Light is connected in numerous passages to the production of spiritual good. In Job 30:26 NASB "When I expected good, then evil came; When I waited for light, then darkness came." We see here in the earliest book in the Bible this connection: light is connected to that which is good or the absence of it to evil.

Isaiah 58:8 NASB "Then your light will break out like the dawn, And your recovery will speedily spring forth; And your righteousness will go before you; The glory of the LORD will be your rear guard." Righteousness there is connected to light, so this isn't a strange idea for Jesus' hearers. They understand that light relates to righteous behavior.

Paul talks about this in Romans 13:12 NASB "The night is almost gone, and the day [referring to the church age] is near. Therefore let us lay aside the deeds of darkness and put on the armor of light"—further described in terms of ethical righteousness, biblical righteousness, divine righteousness that is worked out in our lives.

Ephesians 5:8, 9 NASB "for you were formerly darkness, but now you are Light in the Lord; walk as children of Light …" We are light in the Lord, but we don't always walk that way. So Paul gives us the mandate here that we are to walk as children of light. What does that look like? "(for the fruit of the Light {consists} in all goodness and righteousness and truth)". Walking in the light has an ethical dimension. We are to walk in righteousness, goodness and truth.

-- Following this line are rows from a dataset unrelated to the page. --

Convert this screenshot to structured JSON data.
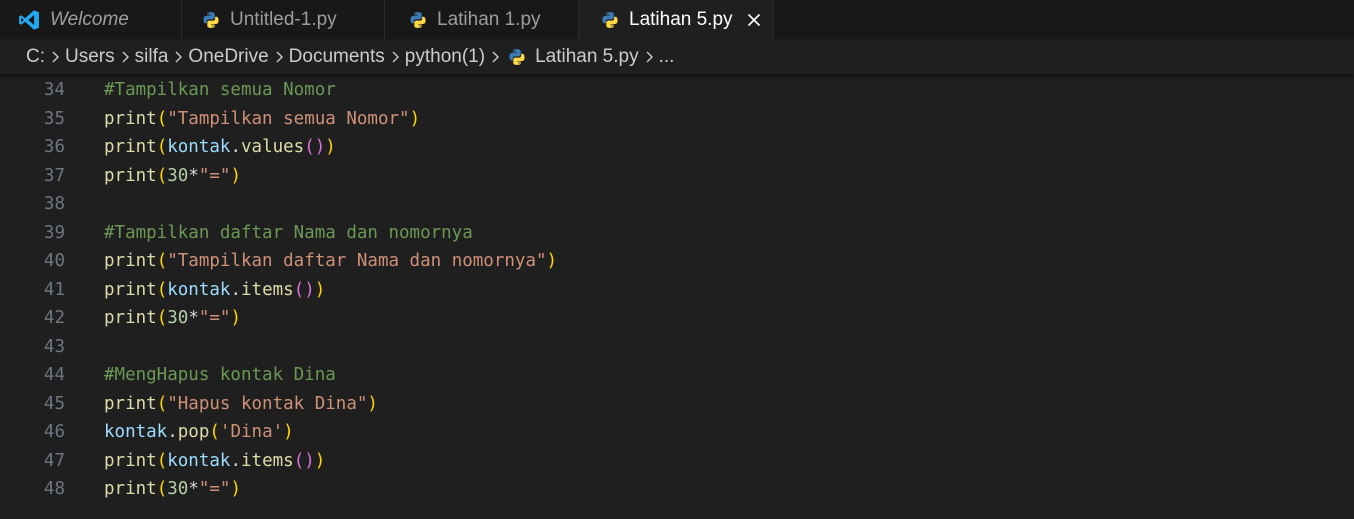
{
  "colors": {
    "tab_bar_bg": "#181818",
    "editor_bg": "#1f1f1f",
    "vscode_blue": "#23a9f2",
    "python_blue": "#3c7bb5",
    "python_yellow": "#ffd845",
    "comment": "#6a9955",
    "function": "#dcdcaa",
    "string": "#ce9178",
    "variable": "#9cdcfe",
    "number": "#b5cea8",
    "bracket1": "#ffd700",
    "bracket2": "#da70d6",
    "line_number": "#6e7681"
  },
  "tabs": [
    {
      "label": "Welcome",
      "icon": "vscode-logo-icon",
      "italic": true,
      "active": false
    },
    {
      "label": "Untitled-1.py",
      "icon": "python-icon",
      "italic": false,
      "active": false
    },
    {
      "label": "Latihan 1.py",
      "icon": "python-icon",
      "italic": false,
      "active": false
    },
    {
      "label": "Latihan 5.py",
      "icon": "python-icon",
      "italic": false,
      "active": true
    }
  ],
  "breadcrumb": [
    "C:",
    "Users",
    "silfa",
    "OneDrive",
    "Documents",
    "python(1)",
    "Latihan 5.py",
    "..."
  ],
  "lines": [
    {
      "n": "34",
      "tokens": [
        {
          "t": "#Tampilkan semua Nomor",
          "c": "comment"
        }
      ]
    },
    {
      "n": "35",
      "tokens": [
        {
          "t": "print",
          "c": "function"
        },
        {
          "t": "(",
          "c": "bracket1"
        },
        {
          "t": "\"Tampilkan semua Nomor\"",
          "c": "string"
        },
        {
          "t": ")",
          "c": "bracket1"
        }
      ]
    },
    {
      "n": "36",
      "tokens": [
        {
          "t": "print",
          "c": "function"
        },
        {
          "t": "(",
          "c": "bracket1"
        },
        {
          "t": "kontak",
          "c": "variable"
        },
        {
          "t": ".",
          "c": "plain"
        },
        {
          "t": "values",
          "c": "function"
        },
        {
          "t": "()",
          "c": "bracket2"
        },
        {
          "t": ")",
          "c": "bracket1"
        }
      ]
    },
    {
      "n": "37",
      "tokens": [
        {
          "t": "print",
          "c": "function"
        },
        {
          "t": "(",
          "c": "bracket1"
        },
        {
          "t": "30",
          "c": "number"
        },
        {
          "t": "*",
          "c": "plain"
        },
        {
          "t": "\"=\"",
          "c": "string"
        },
        {
          "t": ")",
          "c": "bracket1"
        }
      ]
    },
    {
      "n": "38",
      "tokens": []
    },
    {
      "n": "39",
      "tokens": [
        {
          "t": "#Tampilkan daftar Nama dan nomornya",
          "c": "comment"
        }
      ]
    },
    {
      "n": "40",
      "tokens": [
        {
          "t": "print",
          "c": "function"
        },
        {
          "t": "(",
          "c": "bracket1"
        },
        {
          "t": "\"Tampilkan daftar Nama dan nomornya\"",
          "c": "string"
        },
        {
          "t": ")",
          "c": "bracket1"
        }
      ]
    },
    {
      "n": "41",
      "tokens": [
        {
          "t": "print",
          "c": "function"
        },
        {
          "t": "(",
          "c": "bracket1"
        },
        {
          "t": "kontak",
          "c": "variable"
        },
        {
          "t": ".",
          "c": "plain"
        },
        {
          "t": "items",
          "c": "function"
        },
        {
          "t": "()",
          "c": "bracket2"
        },
        {
          "t": ")",
          "c": "bracket1"
        }
      ]
    },
    {
      "n": "42",
      "tokens": [
        {
          "t": "print",
          "c": "function"
        },
        {
          "t": "(",
          "c": "bracket1"
        },
        {
          "t": "30",
          "c": "number"
        },
        {
          "t": "*",
          "c": "plain"
        },
        {
          "t": "\"=\"",
          "c": "string"
        },
        {
          "t": ")",
          "c": "bracket1"
        }
      ]
    },
    {
      "n": "43",
      "tokens": []
    },
    {
      "n": "44",
      "tokens": [
        {
          "t": "#MengHapus kontak Dina",
          "c": "comment"
        }
      ]
    },
    {
      "n": "45",
      "tokens": [
        {
          "t": "print",
          "c": "function"
        },
        {
          "t": "(",
          "c": "bracket1"
        },
        {
          "t": "\"Hapus kontak Dina\"",
          "c": "string"
        },
        {
          "t": ")",
          "c": "bracket1"
        }
      ]
    },
    {
      "n": "46",
      "tokens": [
        {
          "t": "kontak",
          "c": "variable"
        },
        {
          "t": ".",
          "c": "plain"
        },
        {
          "t": "pop",
          "c": "function"
        },
        {
          "t": "(",
          "c": "bracket1"
        },
        {
          "t": "'Dina'",
          "c": "string"
        },
        {
          "t": ")",
          "c": "bracket1"
        }
      ]
    },
    {
      "n": "47",
      "tokens": [
        {
          "t": "print",
          "c": "function"
        },
        {
          "t": "(",
          "c": "bracket1"
        },
        {
          "t": "kontak",
          "c": "variable"
        },
        {
          "t": ".",
          "c": "plain"
        },
        {
          "t": "items",
          "c": "function"
        },
        {
          "t": "()",
          "c": "bracket2"
        },
        {
          "t": ")",
          "c": "bracket1"
        }
      ]
    },
    {
      "n": "48",
      "tokens": [
        {
          "t": "print",
          "c": "function"
        },
        {
          "t": "(",
          "c": "bracket1"
        },
        {
          "t": "30",
          "c": "number"
        },
        {
          "t": "*",
          "c": "plain"
        },
        {
          "t": "\"=\"",
          "c": "string"
        },
        {
          "t": ")",
          "c": "bracket1"
        }
      ]
    }
  ]
}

Philippians 2:12 NASB "So then, my beloved, just as you have always obeyed, not as in my presence only, but now much more in my absence, work out your salvation with fear and trembling." Paul is not talking about getting justified; they already are believers. [13] "for it is God who is at work in you, both to will and to work for {His} good pleasure." There are three different ways in which the Bible uses the word "saved". We believe in Jesus as savior and we are justified, and the Bible says we are saved from the penalty of sin; our destiny is heaven, not the lake of fire. But after we have been saved from the penalty of sin we are a newborn baby and need to grow. So we are saved from the power of sin (Romans 6:3ff). The sin nature's tyrannical power before we were saved is broken at justification, but it is still present so we have to learn through doctrine by growing in the grace and knowledge of our Lord Jesus Christ (2 Peter 3:18); we are saved and are to grow and mature, being saved from the power of sin. Then glorification is when we are absent from the body and face to face with the Lord where we are saved from the presence of sin; we have no more sin nature at all.

Philippians 2:14 NASB "Do all things without grumbling or disputing". No complaining, no arguing. Have a great attitude about everything that you do whether you like it or not. [15] "so that you will prove yourselves to be blameless and innocent, children of God above reproach in the midst of a crooked and perverse generation, among whom you appear as lights in the world". That is what we are to do.

How do we do that? Philippians 2:16 "holding fast the word of life, so that in the day of Christ I will have reason to glory because I did not run in vain nor toil in vain."

How do we function as a light of the world? By holding on to the Word of God, by learning it and applying it in our life. We have to learn it before we can apply it, and that is why we focus upon it.